The roof and peristyle are said to evoke either a traditional communal house or a lotus flower, though to many tourists it looks like a concrete cubicle with columns.
The queue, which moves quite quickly, usually snakes for several hundred metres to the mausoleum entrance itself. Inside, adopt a slow but steady pace as you file past Ho’s body. Guards, in snowy-white military uniforms, are posted at intervals of five paces, giving an eerily authoritarian aspect to the slightly macabre spectacle of the body with its wispy white hair.
Note that wearing shorts and tank tops is not permitted so dress modestly, and maintain a respectful demeanour at all times; no talking. It’s also forbidden to put your hand in your pockets. Hats must be taken off, and you may also be requested to store day packs, cameras and phones before you enter. Photography is strictly prohibited in the mausoleum.
Most of the visitors are Vietnamese and it’s interesting to watch their reactions. Most show deep respect for Ho Chi Minh, who is honoured for his role as the liberator of the Vietnamese people from colonialism, as much as for his communist ideology. This view is reinforced by Vietnam’s educational system, which emphasises Ho’s deeds and accomplishments.

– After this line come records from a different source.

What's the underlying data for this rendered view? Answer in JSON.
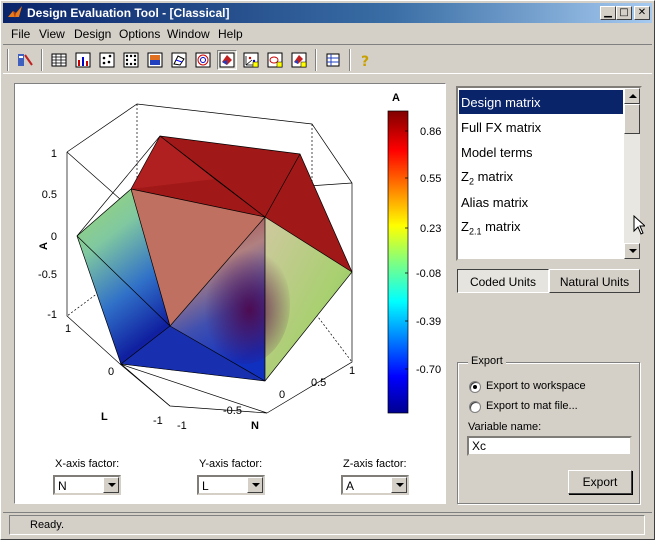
{
  "window": {
    "title": "Design Evaluation Tool - [Classical]"
  },
  "menu": [
    "File",
    "View",
    "Design",
    "Options",
    "Window",
    "Help"
  ],
  "toolbar": {
    "icons": [
      "design-editor-icon",
      "table-icon",
      "bar-chart-icon",
      "scatter-icon",
      "scatter-grid-icon",
      "image-plot-icon",
      "surface-3d-icon",
      "contour-icon",
      "colored-surface-icon",
      "pressed-3d-view-icon",
      "scatter-3d-icon",
      "contour-3d-icon",
      "surface-3d-alt-icon",
      "table-grid-icon",
      "help-icon"
    ]
  },
  "plot": {
    "axis_a_label": "A",
    "axis_l_label": "L",
    "axis_n_label": "N",
    "a_ticks": [
      "1",
      "0.5",
      "0",
      "-0.5",
      "-1"
    ],
    "l_ticks": [
      "1",
      "0",
      "-1"
    ],
    "n_ticks": [
      "-1",
      "-0.5",
      "0",
      "0.5",
      "1"
    ],
    "colorbar_title": "A",
    "colorbar_ticks": [
      "0.86",
      "0.55",
      "0.23",
      "-0.08",
      "-0.39",
      "-0.70"
    ]
  },
  "factors": {
    "x_label": "X-axis factor:",
    "x_value": "N",
    "y_label": "Y-axis factor:",
    "y_value": "L",
    "z_label": "Z-axis factor:",
    "z_value": "A"
  },
  "list": {
    "items": [
      "Design matrix",
      "Full FX matrix",
      "Model terms",
      "Alias matrix"
    ],
    "z2_base": "Z",
    "z2_sub": "2",
    "z2_rest": " matrix",
    "z21_base": "Z",
    "z21_sub": "2.1",
    "z21_rest": " matrix",
    "selected": "Design matrix"
  },
  "units": {
    "coded": "Coded Units",
    "natural": "Natural Units",
    "active": "coded"
  },
  "export": {
    "group_title": "Export",
    "option_workspace": "Export to workspace",
    "option_matfile": "Export to mat file...",
    "selected": "workspace",
    "variable_label": "Variable name:",
    "variable_value": "Xc",
    "button_label": "Export"
  },
  "status": {
    "text": "Ready."
  },
  "colors": {
    "titlebar": "#0a246a",
    "selection": "#0a246a",
    "face": "#d4d0c8"
  }
}
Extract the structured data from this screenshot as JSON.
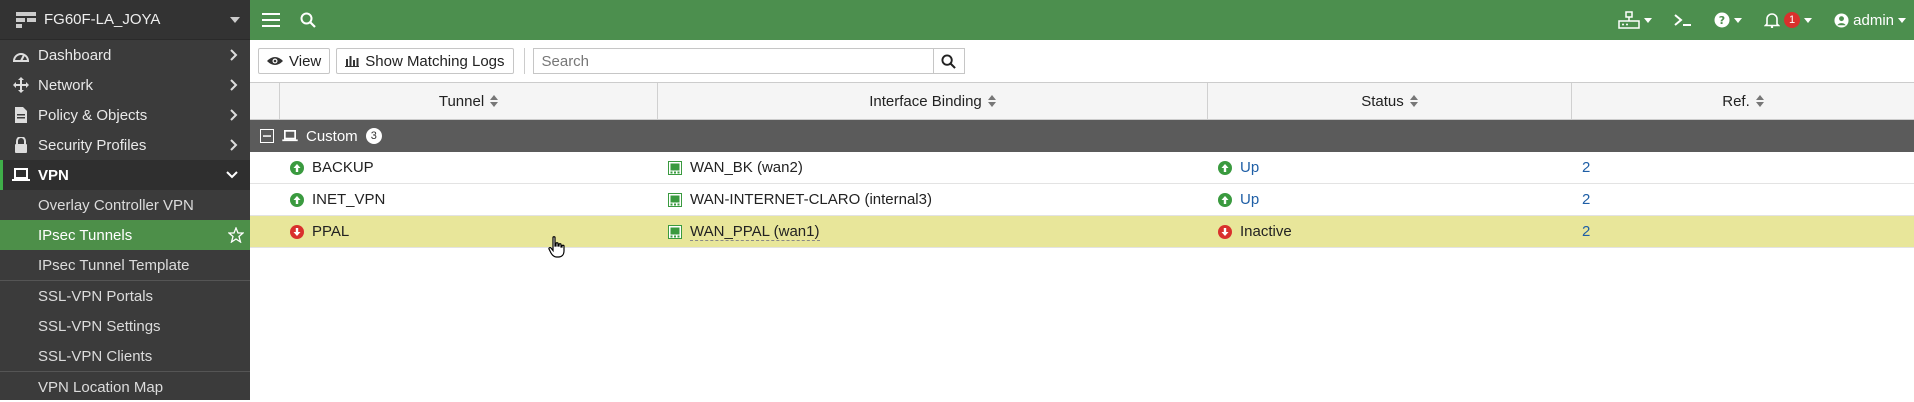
{
  "device": {
    "name": "FG60F-LA_JOYA"
  },
  "sidebar": {
    "items": [
      {
        "label": "Dashboard",
        "icon": "dashboard-icon"
      },
      {
        "label": "Network",
        "icon": "network-icon"
      },
      {
        "label": "Policy & Objects",
        "icon": "policy-icon"
      },
      {
        "label": "Security Profiles",
        "icon": "lock-icon"
      },
      {
        "label": "VPN",
        "icon": "laptop-icon"
      }
    ],
    "vpn_sub": [
      {
        "label": "Overlay Controller VPN"
      },
      {
        "label": "IPsec Tunnels"
      },
      {
        "label": "IPsec Tunnel Template"
      },
      {
        "label": "SSL-VPN Portals"
      },
      {
        "label": "SSL-VPN Settings"
      },
      {
        "label": "SSL-VPN Clients"
      },
      {
        "label": "VPN Location Map"
      }
    ]
  },
  "topbar": {
    "admin_label": "admin",
    "notification_count": "1"
  },
  "toolbar": {
    "view_label": "View",
    "logs_label": "Show Matching Logs",
    "search_placeholder": "Search"
  },
  "table": {
    "columns": [
      "Tunnel",
      "Interface Binding",
      "Status",
      "Ref."
    ],
    "group": {
      "name": "Custom",
      "count": "3"
    },
    "rows": [
      {
        "tunnel": "BACKUP",
        "interface": "WAN_BK (wan2)",
        "status": "Up",
        "ref": "2"
      },
      {
        "tunnel": "INET_VPN",
        "interface": "WAN-INTERNET-CLARO (internal3)",
        "status": "Up",
        "ref": "2"
      },
      {
        "tunnel": "PPAL",
        "interface": "WAN_PPAL (wan1)",
        "status": "Inactive",
        "ref": "2"
      }
    ]
  },
  "colors": {
    "accent": "#4c8f4e",
    "up": "#3a9a3f",
    "down": "#d9302c",
    "selected_row": "#e8e69a"
  }
}
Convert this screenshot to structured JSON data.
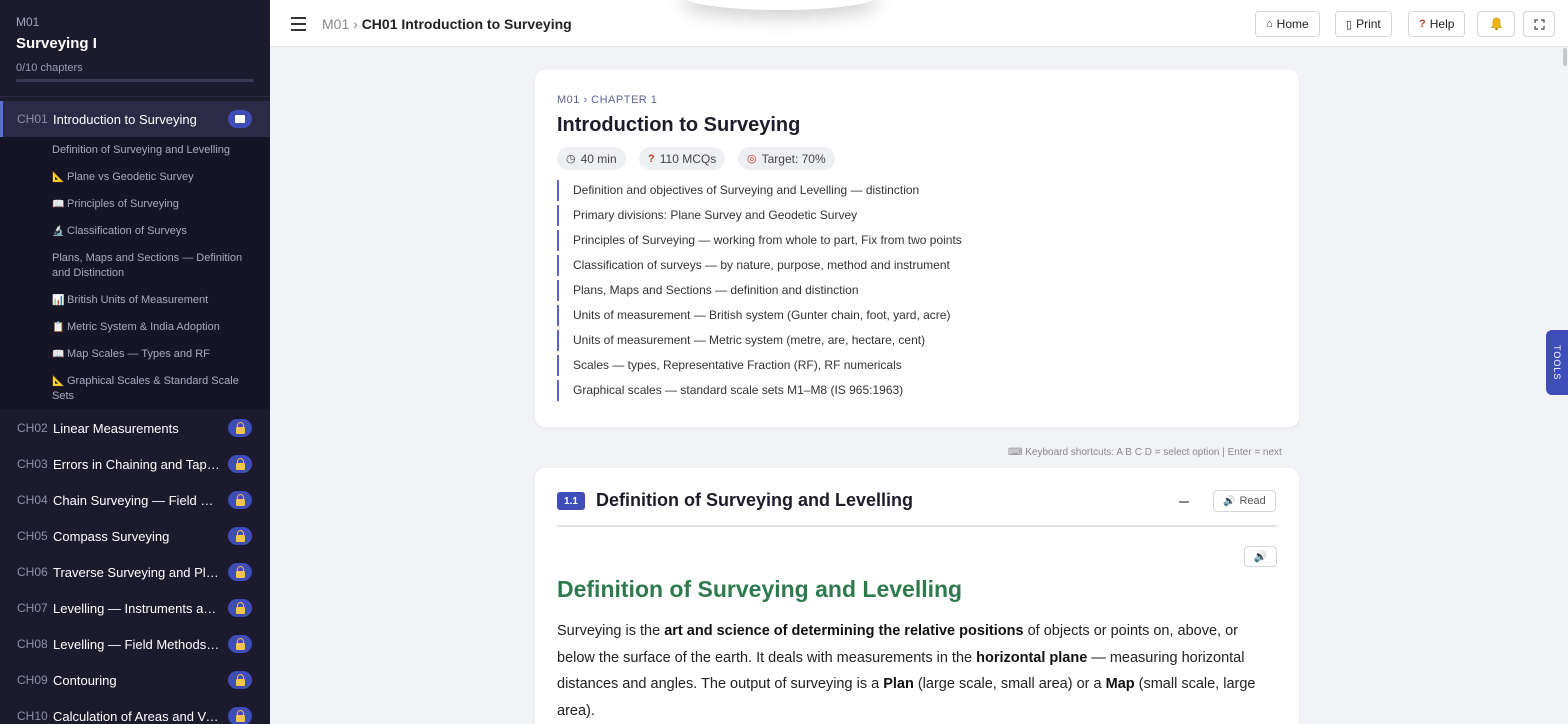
{
  "sidebar": {
    "module": "M01",
    "title": "Surveying I",
    "progress_text": "0/10 chapters",
    "progress_fraction": 0,
    "chapters": [
      {
        "code": "CH01",
        "label": "Introduction to Surveying",
        "badge": "book-icon",
        "active": true
      },
      {
        "code": "CH02",
        "label": "Linear Measurements",
        "badge": "lock-icon"
      },
      {
        "code": "CH03",
        "label": "Errors in Chaining and Tape C...",
        "badge": "lock-icon"
      },
      {
        "code": "CH04",
        "label": "Chain Surveying — Field Met...",
        "badge": "lock-icon"
      },
      {
        "code": "CH05",
        "label": "Compass Surveying",
        "badge": "lock-icon"
      },
      {
        "code": "CH06",
        "label": "Traverse Surveying and Plane ...",
        "badge": "lock-icon"
      },
      {
        "code": "CH07",
        "label": "Levelling — Instruments and ...",
        "badge": "lock-icon"
      },
      {
        "code": "CH08",
        "label": "Levelling — Field Methods an...",
        "badge": "lock-icon"
      },
      {
        "code": "CH09",
        "label": "Contouring",
        "badge": "lock-icon"
      },
      {
        "code": "CH10",
        "label": "Calculation of Areas and Volu...",
        "badge": "lock-icon"
      }
    ],
    "subtopics": [
      {
        "icon": "",
        "label": "Definition of Surveying and Levelling"
      },
      {
        "icon": "📐",
        "label": "Plane vs Geodetic Survey"
      },
      {
        "icon": "📖",
        "label": "Principles of Surveying"
      },
      {
        "icon": "🔬",
        "label": "Classification of Surveys"
      },
      {
        "icon": "",
        "label": "Plans, Maps and Sections — Definition and Distinction"
      },
      {
        "icon": "📊",
        "label": "British Units of Measurement"
      },
      {
        "icon": "📋",
        "label": "Metric System & India Adoption"
      },
      {
        "icon": "📖",
        "label": "Map Scales — Types and RF"
      },
      {
        "icon": "📐",
        "label": "Graphical Scales & Standard Scale Sets"
      }
    ]
  },
  "topbar": {
    "crumb_module": "M01",
    "crumb_sep": "›",
    "crumb_current": "CH01 Introduction to Surveying",
    "home": "Home",
    "print": "Print",
    "help": "Help",
    "icons": {
      "home": "home-icon",
      "print": "print-icon",
      "help": "help-icon",
      "bell": "bell-icon",
      "fullscreen": "fullscreen-icon"
    }
  },
  "tools_tab": "TOOLS",
  "chapter_card": {
    "kicker": "M01 › CHAPTER 1",
    "title": "Introduction to Surveying",
    "chips": {
      "duration": "40 min",
      "mcqs": "110 MCQs",
      "target": "Target: 70%"
    },
    "objectives": [
      "Definition and objectives of Surveying and Levelling — distinction",
      "Primary divisions: Plane Survey and Geodetic Survey",
      "Principles of Surveying — working from whole to part, Fix from two points",
      "Classification of surveys — by nature, purpose, method and instrument",
      "Plans, Maps and Sections — definition and distinction",
      "Units of measurement — British system (Gunter chain, foot, yard, acre)",
      "Units of measurement — Metric system (metre, are, hectare, cent)",
      "Scales — types, Representative Fraction (RF), RF numericals",
      "Graphical scales — standard scale sets M1–M8 (IS 965:1963)"
    ]
  },
  "keyboard_hint": "⌨ Keyboard shortcuts: A B C D = select option  |  Enter = next",
  "section": {
    "number": "1.1",
    "title": "Definition of Surveying and Levelling",
    "read_label": "Read",
    "heading": "Definition of Surveying and Levelling",
    "para": [
      {
        "t": "Surveying is the ",
        "b": false
      },
      {
        "t": "art and science of determining the relative positions",
        "b": true
      },
      {
        "t": " of objects or points on, above, or below the surface of the earth. It deals with measurements in the ",
        "b": false
      },
      {
        "t": "horizontal plane",
        "b": true
      },
      {
        "t": " — measuring horizontal distances and angles. The output of surveying is a ",
        "b": false
      },
      {
        "t": "Plan",
        "b": true
      },
      {
        "t": " (large scale, small area) or a ",
        "b": false
      },
      {
        "t": "Map",
        "b": true
      },
      {
        "t": " (small scale, large area).",
        "b": false
      }
    ]
  }
}
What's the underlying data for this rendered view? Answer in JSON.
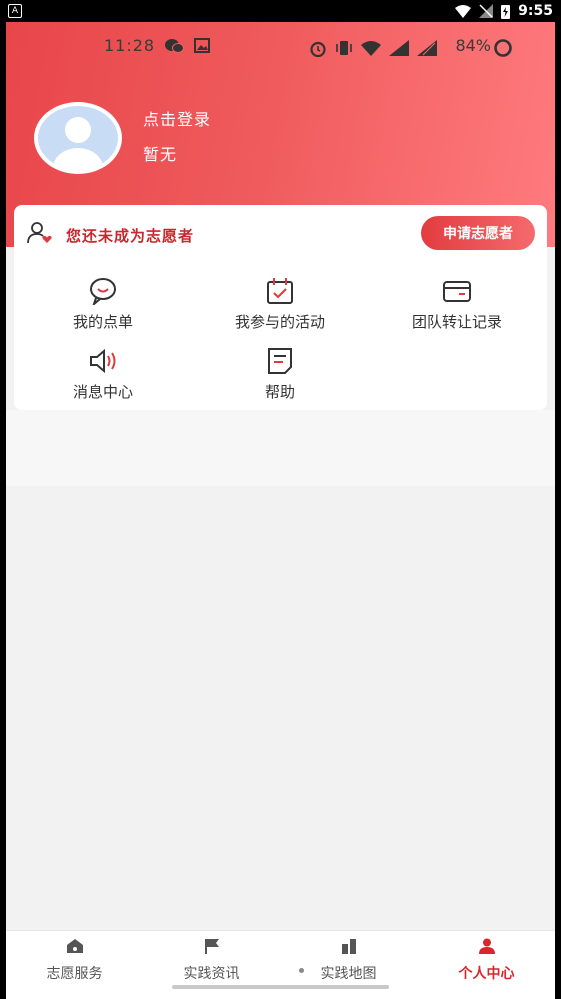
{
  "outer_status": {
    "badge": "A",
    "time": "9:55"
  },
  "inner_status": {
    "time": "11:28",
    "battery": "84%"
  },
  "profile": {
    "login_label": "点击登录",
    "sub_label": "暂无"
  },
  "volunteer": {
    "status_text": "您还未成为志愿者",
    "apply_label": "申请志愿者"
  },
  "menu": {
    "items": [
      {
        "label": "我的点单",
        "icon": "smile-chat-icon"
      },
      {
        "label": "我参与的活动",
        "icon": "calendar-check-icon"
      },
      {
        "label": "团队转让记录",
        "icon": "card-icon"
      },
      {
        "label": "消息中心",
        "icon": "speaker-icon"
      },
      {
        "label": "帮助",
        "icon": "document-icon"
      }
    ]
  },
  "tabbar": {
    "tabs": [
      {
        "label": "志愿服务",
        "icon": "home-icon"
      },
      {
        "label": "实践资讯",
        "icon": "flag-icon"
      },
      {
        "label": "实践地图",
        "icon": "buildings-icon"
      },
      {
        "label": "个人中心",
        "icon": "person-icon",
        "active": true
      }
    ]
  },
  "colors": {
    "accent": "#d9262c",
    "hero_start": "#e8464a",
    "hero_end": "#ff7b7e"
  }
}
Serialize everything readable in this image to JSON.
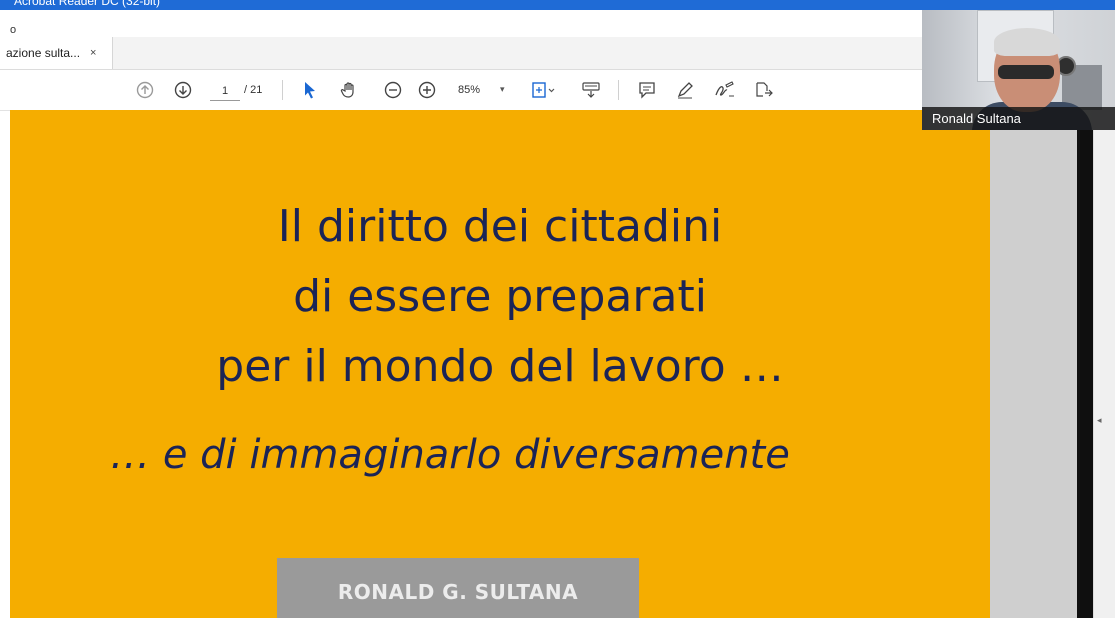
{
  "app": {
    "window_title": "Acrobat Reader DC (32-bit)",
    "menu_partial": "o"
  },
  "tab": {
    "label": "azione sulta...",
    "close": "×"
  },
  "toolbar": {
    "page_current": "1",
    "page_total": "/ 21",
    "zoom": "85%",
    "zoom_caret": "▾"
  },
  "slide": {
    "title_lines": [
      "Il diritto dei cittadini",
      "di essere preparati",
      "per il mondo del lavoro …"
    ],
    "subtitle": "… e di immaginarlo diversamente",
    "author": "RONALD G. SULTANA",
    "background_color": "#f5ad00",
    "text_color": "#1b2456"
  },
  "video": {
    "participant_name": "Ronald Sultana"
  },
  "scrollbar": {
    "arrow": "◂"
  }
}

If you’re lucky, you’ll catch the changing of the guard outside Ho’s mausoleum – the pomp and ceremony displayed here rivals the British equivalent at Buckingham Palace.